The National Flood Insurance Program, which is operated by FEMA, has received more than 45,500 flood insurance claims, and policyholders may be eligible to receive up to $1,000 in reimbursement for purchasing supplies like plastic sheeting, lumber, and sandbags. Some people may also be eligible for reimbursement of up to $1,000 for storage expenses if they moved property that was insured.
FEMA is advising policyholders to file a claim for flood loss avoidance reimbursement, regardless of whether it actually prevented flood damage.
Eligible survivors may be able to receive Disaster Unemployment Assistance and file a claim for income loss.
Property Owners Required to Buy Flood Insurance
Hundreds of thousands of people who own property in Florida are required to buy flood insurance under a precedent-setting bill that was recently approved by the state legislature, making it the first mandate of its kind.
The requirement applies to state properties regardless of whether they’re located in high-risk flood zones. These insurance plans might end up costing thousands of dollars a year for some homeowners.
The bill was approved two months after Ian caused its catastrophic damage, and almost no one where it hit in southwest Florida has flood coverage, according to reports.
Supporters of the requirement say it could provide protection for people whose homes are damaged by storms because flood coverage is usually not in homeowners’ policies.
Federal lawmakers are struggling to get homeowners across the country to buy flood insurance as well.
Under federal law, you’re required to have flood insurance in a flood zone if your home is secured by a federally-backed mortgage.
Many people don’t comply with that requirement, though. Less than 4% of U.S. households have coverage through FEMA’s National Flood Insurance Program, the primary provider of flood coverage in the country.
In Florida, which is the most flood-prone state in the country, just 19% of households have flood insurance.
Seven million households don’t have it.
The flood insurance requirement passed in Florida was passed during a special session. Many local insurers have gone bankrupt since 2022 because of mounting losses and extensive property damage. That meant that hundreds of thousands of Florida residents had been forced to buy policies through Citizens Property Insurance Corp., which is the state-operated insurer of last resort.
Florida is the most expensive state in the nation for coverage related to property, according to the Insurance Information Institute.
The bill includes provisions the insurance industry has long been fighting for to reduce their losses, including one that’s meant to discourage policyholders from filing lawsuits that challenge settlement offers they don’t think are adequate.
Advocates of the new legislation say it will help insurance companies in the state and homeowners.
The requirement applies only to property owners with coverage through Citizens Property Insurance, which is the largest property insurer in the state, covering 1.2 million properties.
The requirement is being phased in over a period of four years, beginning in April with people who have properties in flood zones.
A policyholder can avoid the mandate if they drop their policy with Citizens and instead get coverage through an insurer that’s part of the private sector.
Another goal of the new requirement is to avoid conflicts that occur between Citizens and policyholders over whether damage from storms is because of the high winds or flooding.
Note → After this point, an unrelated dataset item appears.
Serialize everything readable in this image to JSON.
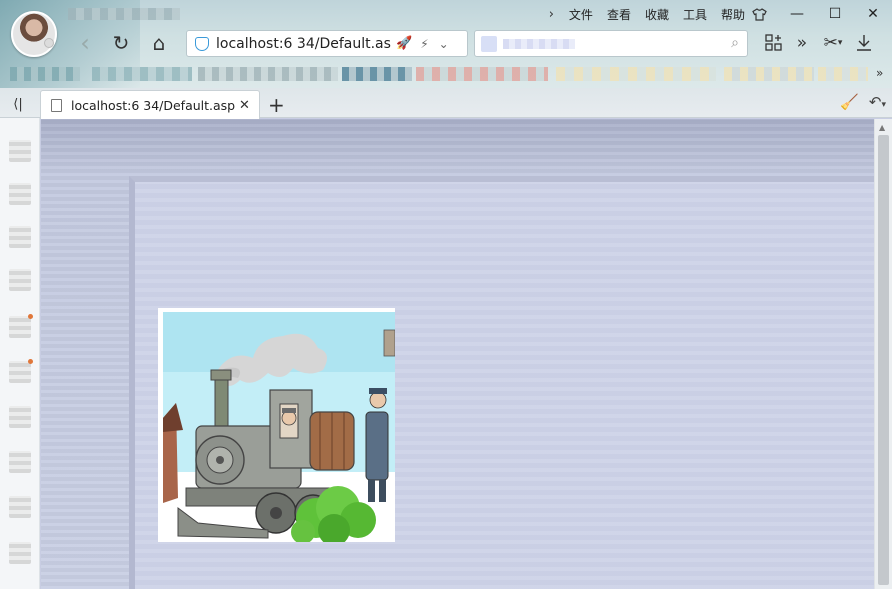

Citizens and other insurance companies are notorious for denying claims after storms because they attribute damage to flooding, which isn’t covered by their policies.
When a Citizens policyholder has a flood policy, the hope is the new measure will eliminate litigation that would otherwise follow a claim.